Heavy fighting is taking place in Ivory Coast's main city, Abidjan, for a third day as rival forces battle for power.
Fighters loyal to internationally-recognised president Alassane Ouattara battled for control of the presidential palace and barracks still loyal to incumbent Laurent Gbagbo.
Mr Gbagbo's whereabouts are unknown.
In the country's west, at least 800 people are reported to have been killed earlier this week in Duekoue as a result of inter-communal violence.
The battle for Abidjan remains fierce, with heavy fighting reported on Saturday around the Agban military base in the centre of the city.
But the situation inside the city is unclear, with some reports that soldiers defending the base were fighting amongst themselves.
State television station RTI, appears to be back under the control of Gbagbo supporters after being briefly seized by their rivals.
One soldier, accompanied by a dozen members of Mr Gbagbo's Defence and Security Forces (FDS), read a statement on the channel calling for the mobilisation of troops to protect state institutions.

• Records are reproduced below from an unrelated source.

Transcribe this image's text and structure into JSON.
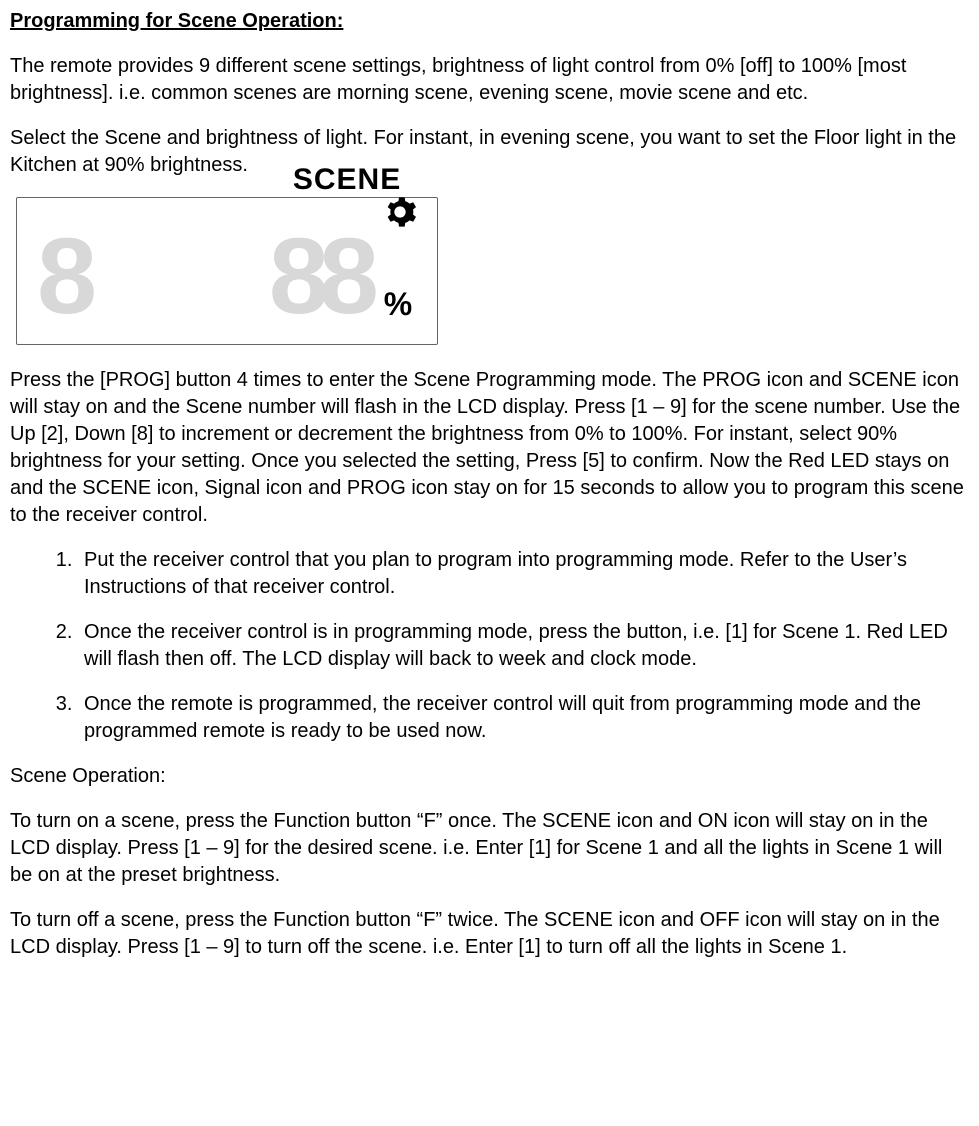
{
  "title": "Programming for Scene Operation:",
  "p1": "The remote provides 9 different scene settings, brightness of light control from 0% [off] to 100% [most brightness]. i.e. common scenes are morning scene, evening scene, movie scene and etc.",
  "p2": "Select the Scene and brightness of light. For instant, in evening scene, you want to set the Floor light in the Kitchen at 90% brightness.",
  "lcd": {
    "left_digit": "8",
    "scene_label": "SCENE",
    "right_digits": "88",
    "percent": "%"
  },
  "p3": "Press the [PROG] button 4 times to enter the Scene Programming mode. The PROG icon and SCENE icon will stay on and the Scene number will flash in the LCD display. Press [1 – 9] for the scene number. Use the Up [2], Down [8] to increment or decrement the brightness from 0% to 100%. For instant, select 90% brightness for your setting. Once you selected the setting, Press [5] to confirm. Now the Red LED stays on and the SCENE icon, Signal icon and PROG icon stay on for 15 seconds to allow you to program this scene to the receiver control.",
  "steps": [
    "Put the receiver control that you plan to program into programming mode. Refer to the User’s Instructions of that receiver control.",
    "Once the receiver control is in programming mode, press the button, i.e. [1] for Scene 1. Red LED will flash then off. The LCD display will back to week and clock mode.",
    " Once the remote is programmed, the receiver control will quit from programming mode and the programmed remote is ready to be used now."
  ],
  "subhead": "Scene Operation:",
  "p4": "To turn on a scene, press the Function button “F” once. The SCENE icon and ON icon will stay on in the LCD display. Press [1 – 9] for the desired scene. i.e. Enter [1] for Scene 1 and all the lights in Scene 1 will be on at the preset brightness.",
  "p5": "To turn off a scene, press the Function button “F” twice. The SCENE icon and OFF icon will stay on in the LCD display. Press [1 – 9] to turn off the scene. i.e. Enter [1] to turn off all the lights in Scene 1."
}
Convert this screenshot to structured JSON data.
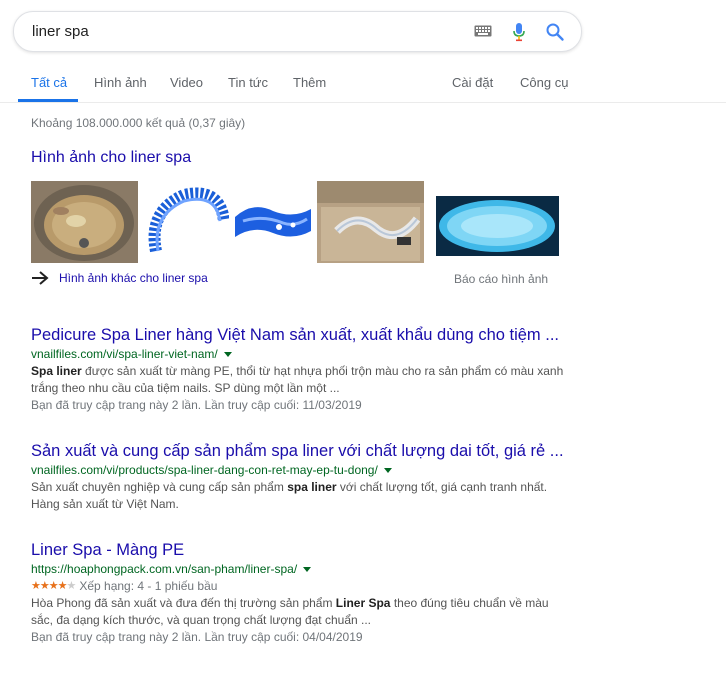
{
  "search": {
    "query": "liner spa"
  },
  "tabs": {
    "all": "Tất cả",
    "images": "Hình ảnh",
    "video": "Video",
    "news": "Tin tức",
    "more": "Thêm",
    "settings": "Cài đặt",
    "tools": "Công cụ"
  },
  "stats": "Khoảng 108.000.000 kết quả (0,37 giây)",
  "images_block": {
    "heading": "Hình ảnh cho liner spa",
    "more_link": "Hình ảnh khác cho liner spa",
    "report": "Báo cáo hình ảnh"
  },
  "results": [
    {
      "title": "Pedicure Spa Liner hàng Việt Nam sản xuất, xuất khẩu dùng cho tiệm ...",
      "url": "vnailfiles.com/vi/spa-liner-viet-nam/",
      "snippet_bold": "Spa liner",
      "snippet_rest": " được sản xuất từ màng PE, thổi từ hạt nhựa phối trộn màu cho ra sản phẩm có màu xanh trắng theo nhu cầu của tiệm nails. SP dùng một lần một ...",
      "visited": "Bạn đã truy cập trang này 2 lần. Lần truy cập cuối: 11/03/2019"
    },
    {
      "title": "Sản xuất và cung cấp sản phẩm spa liner với chất lượng dai tốt, giá rẻ ...",
      "url": "vnailfiles.com/vi/products/spa-liner-dang-con-ret-may-ep-tu-dong/",
      "snippet_pre": "Sản xuất chuyên nghiệp và cung cấp sản phẩm ",
      "snippet_bold": "spa liner",
      "snippet_post": " với chất lượng tốt, giá cạnh tranh nhất. Hàng sản xuất từ Việt Nam."
    },
    {
      "title": "Liner Spa - Màng PE",
      "url": "https://hoaphongpack.com.vn/san-pham/liner-spa/",
      "rating_value": 4,
      "stars": "★★★★★",
      "rating_text": "Xếp hạng: 4 - 1 phiếu bầu",
      "snippet_pre": "Hòa Phong đã sản xuất và đưa đến thị trường sản phẩm ",
      "snippet_bold": "Liner Spa",
      "snippet_post": " theo đúng tiêu chuẩn về màu sắc, đa dạng kích thước, và quan trọng chất lượng đạt chuẩn ...",
      "visited": "Bạn đã truy cập trang này 2 lần. Lần truy cập cuối: 04/04/2019"
    }
  ],
  "colors": {
    "link": "#1a0dab",
    "url": "#006621",
    "accent": "#1a73e8",
    "star": "#e7711b"
  }
}
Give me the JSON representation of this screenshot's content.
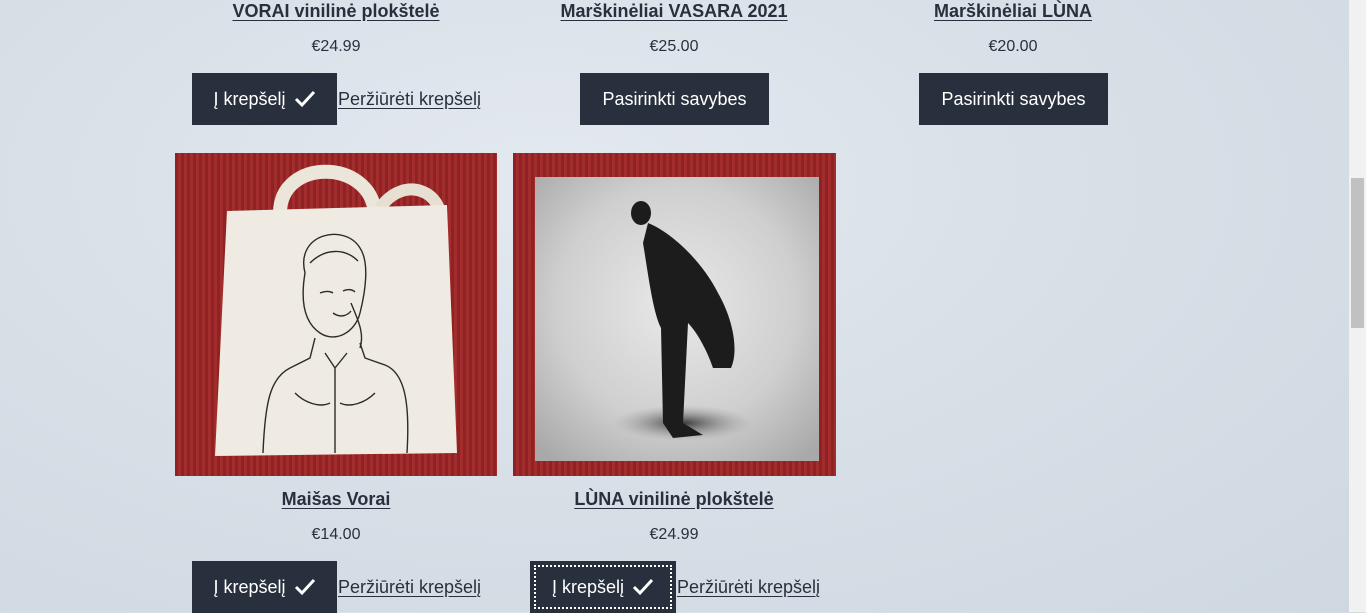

"The FDS, wishing to reaffirm their determination, to ensure their sovereign duty to protect people, property and institutions of the Republic of Ivory Coast" calls for "all the staff of the armed forces" to join five units located in Abidjan.
Residents of Abidjan say they are too afraid to leave their homes as the fighting continues. Many report running out of food, with all shops closed and widespread looting.
The BBC's Valerie Bony in Abidjan says: "In all districts of Abidjan there is sporadic gunfire. There is a lot of looting going in the city, for example on Boulevard Valery Giscard d'Estaing, where shops and houses have been looted by youths who are taking advantage of the situation."
She also says young, pro-Gbagbo supporters in several districts of Abdidjan have been armed by pro-Gbagbo supporters, according to witnesses.
Mr Ouattara was internationally recognised as president after winning a run-off vote in November, but Mr Gbagbo also claimed victory and refused to leave office.
Staff of the International Committee of the Red Cross (ICRC), who visited the western city of Duekoue, said the scale and brutality of the killings were shocking.
The city was captured by fighters supporting Mr Ouattara this week and has seen fierce fighting.
Aid agencies have warned repeatedly that civilians were being subjected to major violence.
The ICRC said delegates and volunteers from the Ivorian Red Cross had visited the city on Thursday and Friday to gather evidence of the killings, which are believed to have taken place on Tuesday.
Tens of thousands of women, men and children had fled fighting in Duekoue since Monday, they said.
It is not clear whether Mr Ouattara's forces were involved in the killings.
The United Nations human rights office says it has received reports of major human rights violations committed by both sides in the conflict.
West Africa's second biggest economy has been brought to its knees by the conflict, which has sent global cocoa prices spiralling upwards. Ivory Coast is the world's largest cocoa producer.